By the time they're in seventh grade, students have a whole smorgasbord of statistical tricks at their fingertips. They can describe the center of a distribution using the mean and median, its variation with the mean absolute deviation and interquartile range, and even whip out a box plot, dot plot, or histogram on their sketchpad. With so many statistical tools on hand, they're like little Tim "The Tool Man" Talyors of stats.

Unlike working with a pair of power saws, though, this standard expects students to use their stats toolset to juggle two data distributions at once. Specifically, they'll be comparing the graphs of distributions that have a similar spread.

You might think that because the two distributions have similar spreads, that all we can do is check which one has the larger mean, and then—bam! we're done. Well—bam!—we're not. Instead, students will compare distributions *in terms of their variation*. This is the same kind of logic they'll use in later grades when they find the number of standard deviations a data value is from the mean, which is kind of a big deal when working with the normal distribution.

For now, we'll stick to using the mean absolute deviation (MAD), instead, since it's easier to calculate. (Or we can work with the median and the interquartile range, if we're feeling particularly saucy.) Suppose African woodchucks can chuck an average of 5 logs per minute (lpm), compared to European woodchucks chucking 7 lpm. If they both have a MAD of 1 lpm, then the difference in their means is around two MAD worth.

Of course, with all of these comparisons being thrown around, combining this standard with 7.SP.4, to draw conclusions about the two distributions, is a natural fit.
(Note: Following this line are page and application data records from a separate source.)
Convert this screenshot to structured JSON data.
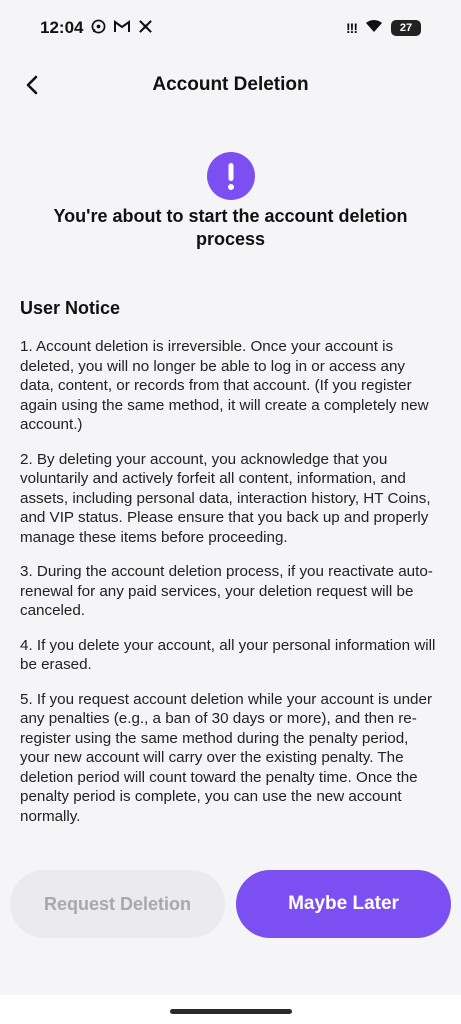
{
  "status_bar": {
    "time": "12:04",
    "icons": [
      "whatsapp-icon",
      "gmail-icon",
      "tools-icon"
    ],
    "signal_text": "!!!",
    "battery": "27"
  },
  "header": {
    "title": "Account Deletion",
    "back_icon": "chevron-left-icon"
  },
  "alert": {
    "icon": "exclamation-icon",
    "accent_color": "#7b4ff1",
    "headline": "You're about to start the account deletion process"
  },
  "notice": {
    "title": "User Notice",
    "paragraphs": [
      "1. Account deletion is irreversible. Once your account is deleted, you will no longer be able to log in or access any data, content, or records from that account. (If you register again using the same method, it will create a completely new account.)",
      "2. By deleting your account, you acknowledge that you voluntarily and actively forfeit all content, information, and assets, including personal data, interaction history, HT Coins, and VIP status. Please ensure that you back up and properly manage these items before proceeding.",
      "3. During the account deletion process, if you reactivate auto-renewal for any paid services, your deletion request will be canceled.",
      "4. If you delete your account, all your personal information will be erased.",
      "5. If you request account deletion while your account is under any penalties (e.g., a ban of 30 days or more), and then re-register using the same method during the penalty period, your new account will carry over the existing penalty. The deletion period will count toward the penalty time. Once the penalty period is complete, you can use the new account normally."
    ]
  },
  "actions": {
    "request_label": "Request Deletion",
    "later_label": "Maybe Later"
  }
}
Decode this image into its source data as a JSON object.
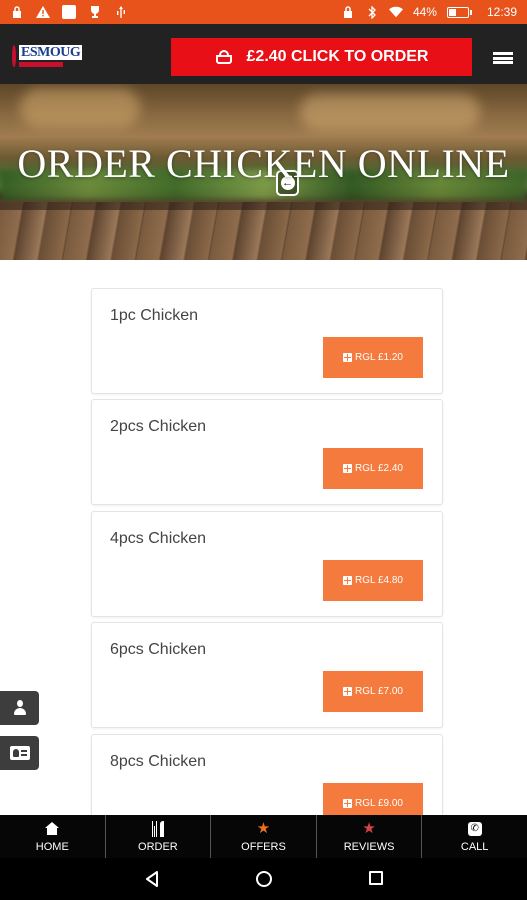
{
  "status_bar": {
    "battery_percent": "44%",
    "battery_level": 0.44,
    "time": "12:39",
    "icons": [
      "lock-icon",
      "warning-icon",
      "notification-icon",
      "usb-icon",
      "lock-icon",
      "bluetooth-icon",
      "wifi-icon",
      "battery-icon"
    ]
  },
  "header": {
    "logo_text": "ESMOUG",
    "order_button_label": "£2.40 CLICK TO ORDER",
    "menu_icon": "hamburger-icon"
  },
  "hero": {
    "title": "ORDER CHICKEN ONLINE",
    "back_icon": "arrow-left-icon"
  },
  "products": [
    {
      "name": "1pc Chicken",
      "price_label": "RGL £1.20"
    },
    {
      "name": "2pcs Chicken",
      "price_label": "RGL £2.40"
    },
    {
      "name": "4pcs Chicken",
      "price_label": "RGL £4.80"
    },
    {
      "name": "6pcs Chicken",
      "price_label": "RGL £7.00"
    },
    {
      "name": "8pcs Chicken",
      "price_label": "RGL £9.00"
    }
  ],
  "side_buttons": [
    "user-icon",
    "contact-card-icon"
  ],
  "bottom_nav": [
    {
      "label": "HOME",
      "icon": "home-icon"
    },
    {
      "label": "ORDER",
      "icon": "cutlery-icon"
    },
    {
      "label": "OFFERS",
      "icon": "star-icon",
      "icon_color": "#e8731c"
    },
    {
      "label": "REVIEWS",
      "icon": "star-icon",
      "icon_color": "#d64545"
    },
    {
      "label": "CALL",
      "icon": "phone-icon"
    }
  ],
  "colors": {
    "status_bar": "#e8531c",
    "header_bg": "#222222",
    "order_button": "#e80f16",
    "price_button": "#f47a3d",
    "bottom_nav_bg": "#060606"
  }
}
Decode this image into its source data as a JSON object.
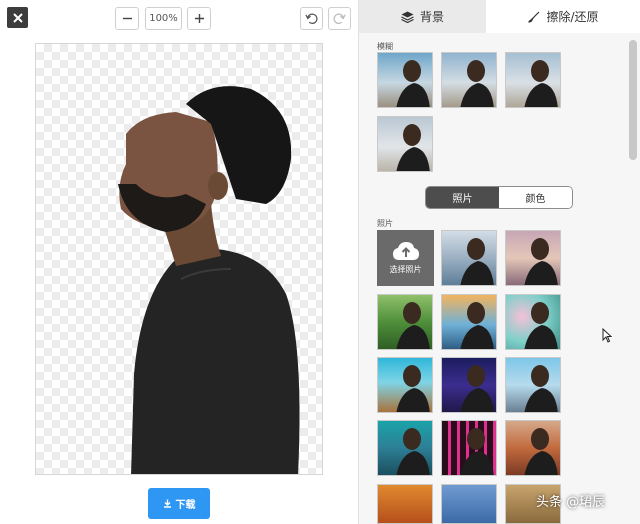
{
  "toolbar": {
    "close_icon": "close-icon",
    "zoom_out_icon": "minus-icon",
    "zoom_level": "100%",
    "zoom_in_icon": "plus-icon",
    "undo_icon": "undo-icon",
    "redo_icon": "redo-icon"
  },
  "download": {
    "label": "下载",
    "icon": "download-icon"
  },
  "tabs": [
    {
      "label": "背景",
      "icon": "layers-icon",
      "active": true
    },
    {
      "label": "擦除/还原",
      "icon": "brush-icon",
      "active": false
    }
  ],
  "blur_section": {
    "label": "模糊"
  },
  "segment": {
    "photo": "照片",
    "color": "颜色",
    "selected": "照片"
  },
  "photo_section": {
    "label": "照片",
    "upload_label": "选择照片"
  },
  "watermark": {
    "text": "头条 @珺辰"
  },
  "colors": {
    "accent": "#2e97f3",
    "segment_active": "#4d4d4d",
    "close_bg": "#3d3d3d"
  }
}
If you want students to get off their keisters, well, any type of activity where students gather two samples of similar data will do the trick.